■ TASK REQUIREMENTS ■
The listing beneath should be written out in full, exactly as shown.

■ EXERCISE INPUT ■
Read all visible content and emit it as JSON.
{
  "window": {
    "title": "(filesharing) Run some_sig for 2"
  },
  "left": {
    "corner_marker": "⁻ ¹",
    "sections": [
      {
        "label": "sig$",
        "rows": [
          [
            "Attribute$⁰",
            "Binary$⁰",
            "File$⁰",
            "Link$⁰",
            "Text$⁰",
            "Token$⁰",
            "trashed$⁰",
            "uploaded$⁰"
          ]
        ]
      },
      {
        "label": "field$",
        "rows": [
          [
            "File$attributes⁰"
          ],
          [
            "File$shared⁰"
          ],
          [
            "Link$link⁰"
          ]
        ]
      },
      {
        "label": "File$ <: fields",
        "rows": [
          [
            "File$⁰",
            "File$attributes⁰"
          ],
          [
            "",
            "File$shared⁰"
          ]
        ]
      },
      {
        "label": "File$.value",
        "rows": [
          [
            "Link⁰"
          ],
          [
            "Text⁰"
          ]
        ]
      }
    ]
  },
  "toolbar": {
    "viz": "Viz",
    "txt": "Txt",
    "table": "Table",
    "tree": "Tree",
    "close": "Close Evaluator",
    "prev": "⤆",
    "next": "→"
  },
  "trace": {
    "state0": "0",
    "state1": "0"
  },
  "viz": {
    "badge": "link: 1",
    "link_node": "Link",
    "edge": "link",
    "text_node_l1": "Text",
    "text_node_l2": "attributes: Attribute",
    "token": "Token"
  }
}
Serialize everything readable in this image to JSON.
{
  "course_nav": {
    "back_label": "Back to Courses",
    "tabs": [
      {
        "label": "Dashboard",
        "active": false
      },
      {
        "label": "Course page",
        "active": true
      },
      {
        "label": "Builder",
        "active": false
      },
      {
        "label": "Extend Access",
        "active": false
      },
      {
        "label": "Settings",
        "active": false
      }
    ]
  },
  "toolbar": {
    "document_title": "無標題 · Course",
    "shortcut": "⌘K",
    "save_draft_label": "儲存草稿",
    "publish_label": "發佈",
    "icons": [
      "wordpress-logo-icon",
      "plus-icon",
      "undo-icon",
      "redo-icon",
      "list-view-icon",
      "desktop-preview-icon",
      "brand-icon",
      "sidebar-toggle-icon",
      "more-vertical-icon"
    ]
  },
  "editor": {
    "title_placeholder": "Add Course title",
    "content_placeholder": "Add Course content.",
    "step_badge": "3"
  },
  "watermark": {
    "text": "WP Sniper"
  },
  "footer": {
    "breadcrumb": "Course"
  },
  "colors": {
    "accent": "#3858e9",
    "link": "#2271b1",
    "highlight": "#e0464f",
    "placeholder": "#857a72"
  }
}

■ EXERCISE RESULT ■
Read all visible content and emit it as JSON.
{
  "window": {
    "title": "(filesharing) Run some_sig for 2"
  },
  "left": {
    "corner_marker": "⁻ ¹",
    "sections": [
      {
        "label": "sig$",
        "rows": [
          [
            "Attribute$⁰",
            "Binary$⁰",
            "File$⁰",
            "Link$⁰",
            "Text$⁰",
            "Token$⁰",
            "trashed$⁰",
            "uploaded$⁰"
          ]
        ]
      },
      {
        "label": "field$",
        "rows": [
          [
            "File$attributes⁰"
          ],
          [
            "File$shared⁰"
          ],
          [
            "Link$link⁰"
          ]
        ]
      },
      {
        "label": "File$ <: fields",
        "rows": [
          [
            "File$⁰",
            "File$attributes⁰"
          ],
          [
            "",
            "File$shared⁰"
          ]
        ]
      },
      {
        "label": "File$.value",
        "rows": [
          [
            "Link⁰"
          ],
          [
            "Text⁰"
          ]
        ]
      }
    ]
  },
  "toolbar": {
    "viz": "Viz",
    "txt": "Txt",
    "table": "Table",
    "tree": "Tree",
    "close": "Close Evaluator",
    "prev": "⤆",
    "next": "→"
  },
  "trace": {
    "state0": "0",
    "state1": "0"
  },
  "viz": {
    "badge": "link: 1",
    "link_node": "Link",
    "edge": "link",
    "text_node_l1": "Text",
    "text_node_l2": "attributes: Attribute",
    "token": "Token"
  }
}
Serialize everything readable in this image to JSON.
{
  "course_nav": {
    "back_label": "Back to Courses",
    "tabs": [
      {
        "label": "Dashboard",
        "active": false
      },
      {
        "label": "Course page",
        "active": true
      },
      {
        "label": "Builder",
        "active": false
      },
      {
        "label": "Extend Access",
        "active": false
      },
      {
        "label": "Settings",
        "active": false
      }
    ]
  },
  "toolbar": {
    "document_title": "無標題 · Course",
    "shortcut": "⌘K",
    "save_draft_label": "儲存草稿",
    "publish_label": "發佈",
    "icons": [
      "wordpress-logo-icon",
      "plus-icon",
      "undo-icon",
      "redo-icon",
      "list-view-icon",
      "desktop-preview-icon",
      "brand-icon",
      "sidebar-toggle-icon",
      "more-vertical-icon"
    ]
  },
  "editor": {
    "title_placeholder": "Add Course title",
    "content_placeholder": "Add Course content.",
    "step_badge": "3"
  },
  "watermark": {
    "text": "WP Sniper"
  },
  "footer": {
    "breadcrumb": "Course"
  },
  "colors": {
    "accent": "#3858e9",
    "link": "#2271b1",
    "highlight": "#e0464f",
    "placeholder": "#857a72"
  }
}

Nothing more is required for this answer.